Baits Used in Freshwater Fishing


Probably the most universal of all natural baits is the worm. The more easily obtained common garden worm is a good standby for the big, pencil thick variety found in shady gullies between hills along sub-tropical rain forests. They can also be found in marshy, fertile river flats. The more active the worm, the better it presents to the fish. Worms are also bred as commercial ventures for anglers and these days, also for composting and environmental destruction of waste matter. One of the best methods to harvest worms is to lay a hessian bag in a shady spot, keep it permanently damp and place vegetable peelings underneath it.

Another recommended bait is the grub. Many anglers swear that the odor which emanates from the maggots of the big moths when pierced by a hook can be detected from a great distance by fish. Grubs have a reputation as top bait for the inland angler. Grubs can usually be located by removing the top few inches of soil from around the base of a tree. They can also be located in the timbers of trees where that live out their larval stage of their development. They kill the tree as they eat their way into its heart and small holes are a giveaway as to their presence.
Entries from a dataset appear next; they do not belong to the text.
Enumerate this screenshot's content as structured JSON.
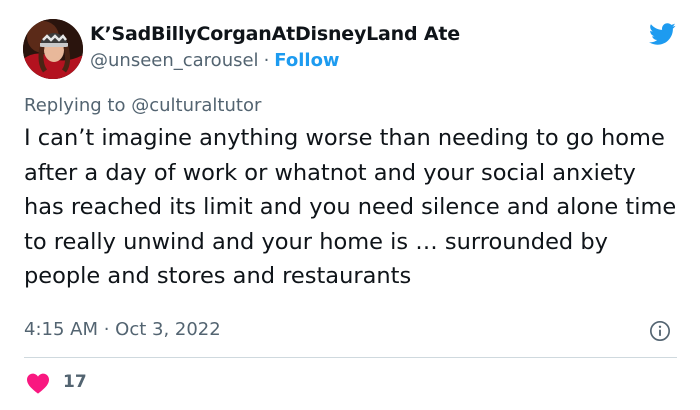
{
  "author": {
    "display_name": "K’SadBillyCorganAtDisneyLand Ate",
    "handle": "@unseen_carousel",
    "separator": "·",
    "follow_label": "Follow"
  },
  "reply": {
    "prefix": "Replying to",
    "mention": "@culturaltutor"
  },
  "tweet": {
    "text": "I can’t imagine anything worse than needing to go home after a day of work or whatnot and your social anxiety has reached its limit and you need silence and alone time to really unwind and your home is … surrounded by people and stores and restaurants",
    "timestamp": "4:15 AM · Oct 3, 2022",
    "like_count": "17"
  },
  "icons": {
    "brand": "twitter-bird-icon",
    "info": "info-icon",
    "like": "heart-icon"
  },
  "colors": {
    "accent": "#1d9bf0",
    "like": "#f91880",
    "text": "#0f1419",
    "muted": "#536471",
    "divider": "#cfd9de"
  }
}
In some areas frogs are suitable bait. Not a popular or well-known bait, but soonless the small brown frog usually found under loose bark is the pick of the frogs as bait. The tadpole is effective bait for trout when thrown in the shallow streams among weed beds.
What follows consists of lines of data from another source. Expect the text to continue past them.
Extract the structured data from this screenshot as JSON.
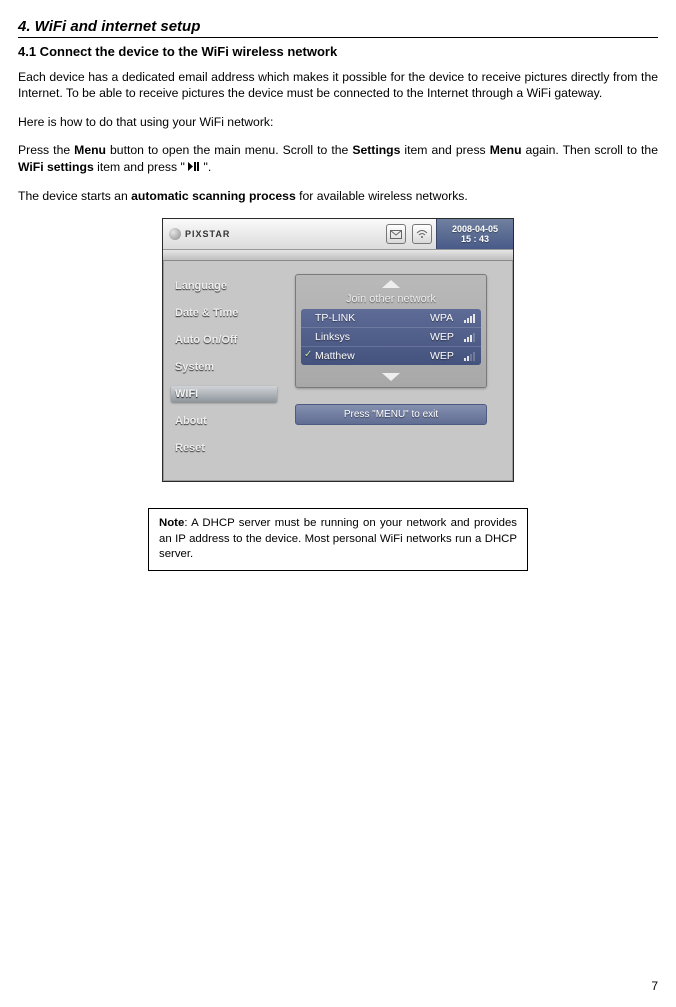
{
  "heading": "4. WiFi and internet setup",
  "subheading": "4.1 Connect the device to the WiFi wireless network",
  "para1": "Each device has a dedicated email address which makes it possible for the device to receive pictures directly from the Internet. To be able to receive pictures the device must be connected to the Internet through a WiFi gateway.",
  "para2": "Here is how to do that using your WiFi network:",
  "para3a": "Press the ",
  "para3b": "Menu",
  "para3c": " button to open the main menu. Scroll to the ",
  "para3d": "Settings",
  "para3e": " item and press ",
  "para3f": "Menu",
  "para3g": " again. Then scroll to the ",
  "para3h": "WiFi settings",
  "para3i": " item and press \" ",
  "para3j": " \".",
  "para4a": "The device starts an ",
  "para4b": "automatic scanning process",
  "para4c": " for available wireless networks.",
  "screenshot": {
    "logo": "PIXSTAR",
    "date_line1": "2008-04-05",
    "date_line2": "15 : 43",
    "sidebar": {
      "items": [
        {
          "label": "Language"
        },
        {
          "label": "Date & Time"
        },
        {
          "label": "Auto On/Off"
        },
        {
          "label": "System"
        },
        {
          "label": "WIFI",
          "active": true
        },
        {
          "label": "About"
        },
        {
          "label": "Reset"
        }
      ]
    },
    "panel": {
      "join_label": "Join  other network",
      "networks": [
        {
          "name": "TP-LINK",
          "security": "WPA",
          "signal": 4,
          "selected": false
        },
        {
          "name": "Linksys",
          "security": "WEP",
          "signal": 3,
          "selected": false
        },
        {
          "name": "Matthew",
          "security": "WEP",
          "signal": 2,
          "selected": true
        }
      ],
      "exit_label": "Press \"MENU\" to exit"
    }
  },
  "note_bold": "Note",
  "note_rest": ": A DHCP server must be running on your network and provides an IP address to the device. Most personal WiFi networks run a DHCP server.",
  "page_number": "7"
}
Another bait anglers can use when others are in short supply is the freshwater mussel. These hard-shelled molluscs can usually be found at the river edge or on the beds of the rivers and their soft, fleshy center is bait some fish find irresistible.
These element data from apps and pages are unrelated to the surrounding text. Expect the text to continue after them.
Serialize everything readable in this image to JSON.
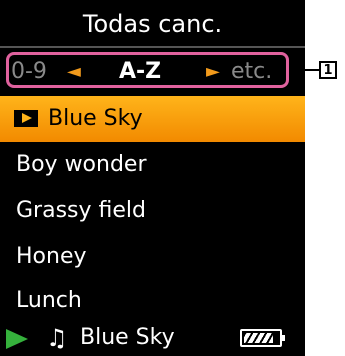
{
  "screen": {
    "title": "Todas canc.",
    "index_bar": {
      "left": "0-9",
      "left_arrow": "◄",
      "current": "A-Z",
      "right_arrow": "►",
      "right": "etc."
    },
    "items": [
      {
        "label": "Blue Sky",
        "selected": true
      },
      {
        "label": "Boy wonder"
      },
      {
        "label": "Grassy field"
      },
      {
        "label": "Honey"
      },
      {
        "label": "Lunch"
      }
    ],
    "status": {
      "play_icon": "play-icon",
      "note_icon": "music-note-icon",
      "now_playing": "Blue Sky",
      "battery_level": 0.85
    }
  },
  "callout": {
    "number": "1"
  },
  "colors": {
    "accent_highlight": "#f39b1c",
    "index_border": "#e0629e",
    "play_green": "#35b13c"
  }
}
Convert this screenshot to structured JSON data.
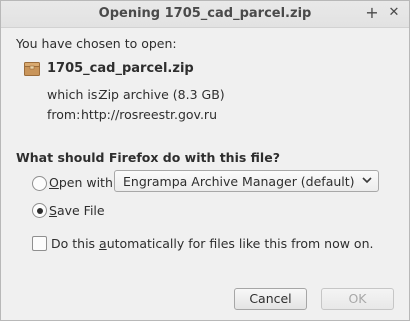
{
  "window": {
    "title": "Opening 1705_cad_parcel.zip",
    "plus_glyph": "+",
    "close_glyph": "✕"
  },
  "file": {
    "intro": "You have chosen to open:",
    "name": "1705_cad_parcel.zip",
    "which_is_label": "which is:",
    "which_is_value": "Zip archive (8.3 GB)",
    "from_label": "from:",
    "from_value": "http://rosreestr.gov.ru",
    "icon": "archive-icon"
  },
  "action": {
    "question": "What should Firefox do with this file?",
    "open_with_prefix": "",
    "open_with_mnemonic": "O",
    "open_with_rest": "pen with",
    "open_with_checked": false,
    "app_select_value": "Engrampa Archive Manager (default)",
    "save_mnemonic": "S",
    "save_rest": "ave File",
    "save_checked": true,
    "auto_prefix": "Do this ",
    "auto_mnemonic": "a",
    "auto_rest": "utomatically for files like this from now on.",
    "auto_checked": false
  },
  "buttons": {
    "cancel": "Cancel",
    "ok": "OK",
    "ok_enabled": false
  }
}
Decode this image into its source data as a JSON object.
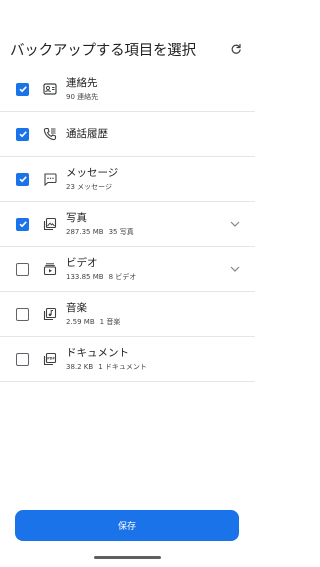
{
  "header": {
    "title": "バックアップする項目を選択",
    "refresh_icon": "refresh-icon"
  },
  "items": [
    {
      "name": "連絡先",
      "sub": [
        "90 連絡先"
      ],
      "checked": true,
      "icon": "contacts-icon",
      "expandable": false
    },
    {
      "name": "通話履歴",
      "sub": [],
      "checked": true,
      "icon": "call-log-icon",
      "expandable": false
    },
    {
      "name": "メッセージ",
      "sub": [
        "23 メッセージ"
      ],
      "checked": true,
      "icon": "message-icon",
      "expandable": false
    },
    {
      "name": "写真",
      "sub": [
        "287.35 MB",
        "35 写真"
      ],
      "checked": true,
      "icon": "photos-icon",
      "expandable": true
    },
    {
      "name": "ビデオ",
      "sub": [
        "133.85 MB",
        "8 ビデオ"
      ],
      "checked": false,
      "icon": "video-icon",
      "expandable": true
    },
    {
      "name": "音楽",
      "sub": [
        "2.59 MB",
        "1 音楽"
      ],
      "checked": false,
      "icon": "music-icon",
      "expandable": false
    },
    {
      "name": "ドキュメント",
      "sub": [
        "38.2 KB",
        "1 ドキュメント"
      ],
      "checked": false,
      "icon": "document-icon",
      "expandable": false
    }
  ],
  "footer": {
    "save_label": "保存"
  },
  "colors": {
    "accent": "#1a73e8",
    "text": "#202124",
    "divider": "#e5e5e5"
  }
}
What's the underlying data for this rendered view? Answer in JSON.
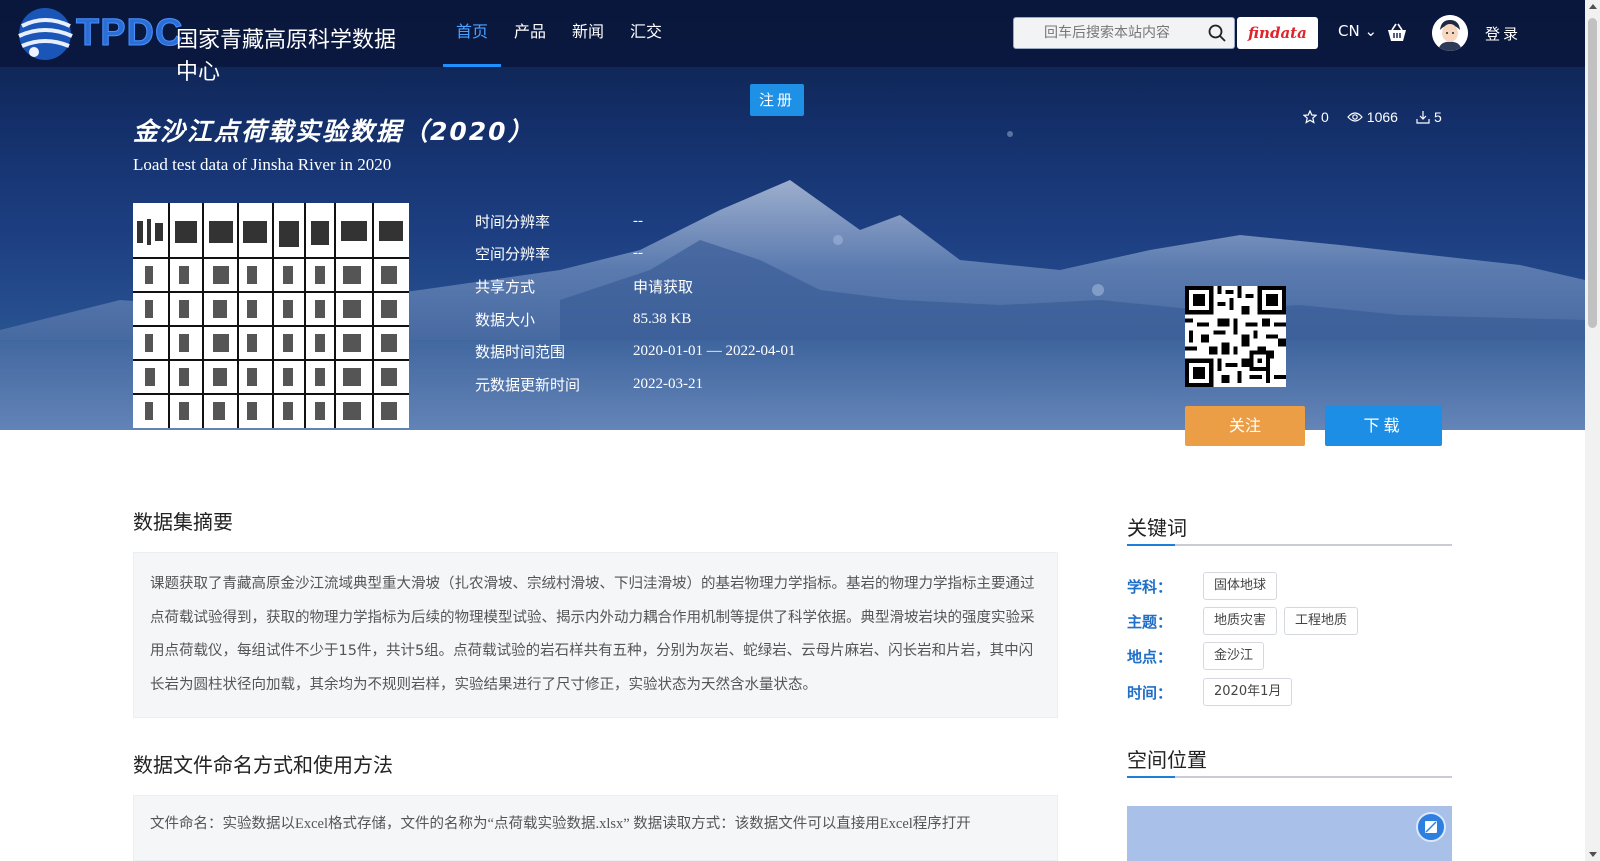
{
  "header": {
    "logo_text": "TPDC",
    "site_name": "国家青藏高原科学数据中心",
    "nav": [
      {
        "label": "首页",
        "active": true
      },
      {
        "label": "产品",
        "active": false
      },
      {
        "label": "新闻",
        "active": false
      },
      {
        "label": "汇交",
        "active": false
      }
    ],
    "search": {
      "placeholder": "回车后搜索本站内容",
      "value": ""
    },
    "findata_label": "findata",
    "language": "CN",
    "login_label": "登录"
  },
  "register_label": "注册",
  "dataset": {
    "title": "金沙江点荷载实验数据（2020）",
    "title_en": "Load test data of Jinsha River in 2020",
    "stats": {
      "stars": "0",
      "views": "1066",
      "downloads": "5"
    },
    "meta": [
      {
        "key": "时间分辨率",
        "value": "--"
      },
      {
        "key": "空间分辨率",
        "value": "--"
      },
      {
        "key": "共享方式",
        "value": "申请获取"
      },
      {
        "key": "数据大小",
        "value": "85.38 KB"
      },
      {
        "key": "数据时间范围",
        "value": "2020-01-01 — 2022-04-01"
      },
      {
        "key": "元数据更新时间",
        "value": "2022-03-21"
      }
    ],
    "follow_label": "关注",
    "download_label": "下载"
  },
  "abstract": {
    "title": "数据集摘要",
    "text": "课题获取了青藏高原金沙江流域典型重大滑坡（扎农滑坡、宗绒村滑坡、下归洼滑坡）的基岩物理力学指标。基岩的物理力学指标主要通过点荷载试验得到，获取的物理力学指标为后续的物理模型试验、揭示内外动力耦合作用机制等提供了科学依据。典型滑坡岩块的强度实验采用点荷载仪，每组试件不少于15件，共计5组。点荷载试验的岩石样共有五种，分别为灰岩、蛇绿岩、云母片麻岩、闪长岩和片岩，其中闪长岩为圆柱状径向加载，其余均为不规则岩样，实验结果进行了尺寸修正，实验状态为天然含水量状态。"
  },
  "usage": {
    "title": "数据文件命名方式和使用方法",
    "text": "文件命名：实验数据以Excel格式存储，文件的名称为“点荷载实验数据.xlsx” 数据读取方式：该数据文件可以直接用Excel程序打开"
  },
  "keywords": {
    "title": "关键词",
    "rows": [
      {
        "label": "学科：",
        "tags": [
          "固体地球"
        ]
      },
      {
        "label": "主题：",
        "tags": [
          "地质灾害",
          "工程地质"
        ]
      },
      {
        "label": "地点：",
        "tags": [
          "金沙江"
        ]
      },
      {
        "label": "时间：",
        "tags": [
          "2020年1月"
        ]
      }
    ]
  },
  "spatial": {
    "title": "空间位置"
  },
  "colors": {
    "accent": "#1d8ee6",
    "follow": "#ec9e47",
    "keyword_label": "#1f6fc9"
  }
}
The flat bottom of a farm dam is a good place to find crayfish baits. Their presence is usually indicated by small burrowing holes at the edge of the water line. They can also be found under rocks in small streams and creeks. They are generally active at night and have even been seen scampering across dew-covered ground. In winter they tend to burrow deep into the mud of the bottom.

The freshwater shrimp, probably the most successful of all the freshwater baits, are seasonal in their availability. Most fish will rarely turn away from a nicely presented fresh shrimp and at the height of summer they are present in vast numbers. Traps are the best method of capturing the shrimp. Usually a bucket shaped metal container with holes and baited with a dead fish is an efficient method of capture. Perhaps their sense of smell leads them into the bucket to feed off the fish and when retrieved from the water, the bucket drains of water, leaving the entrapped shrimp behind. Areas to search for the shrimp are at the water’s edge next to weed, rocks and algae-covered timber. They have a similar appearance to the prawn and are excellent bait for any species of fish.

Live fish are excellent bait and it is a vast practice to use them. In dark, murky waters the big-mouthed fish are attracted to these baits by their movement more so than their appearance or characteristics.

Before using baits such as those mentioned, local regulations must be checked as it is prohibited in some trout waters to use such baits which may compromise the habitat. Indeed the European Carp, which is in plague proportions in Australian rivers and destroys the habitat of the natural fish, are a classic example of what can happen when live bait are released and allowed to thrive. Baits used for trout are almost always live and usually consist of the small water-based animals from the same area as the fish. Trout do appreciate variety although and can also be taken using grasshoppers, beetles, moths, ants, worms and insects.


Source by Michael Russell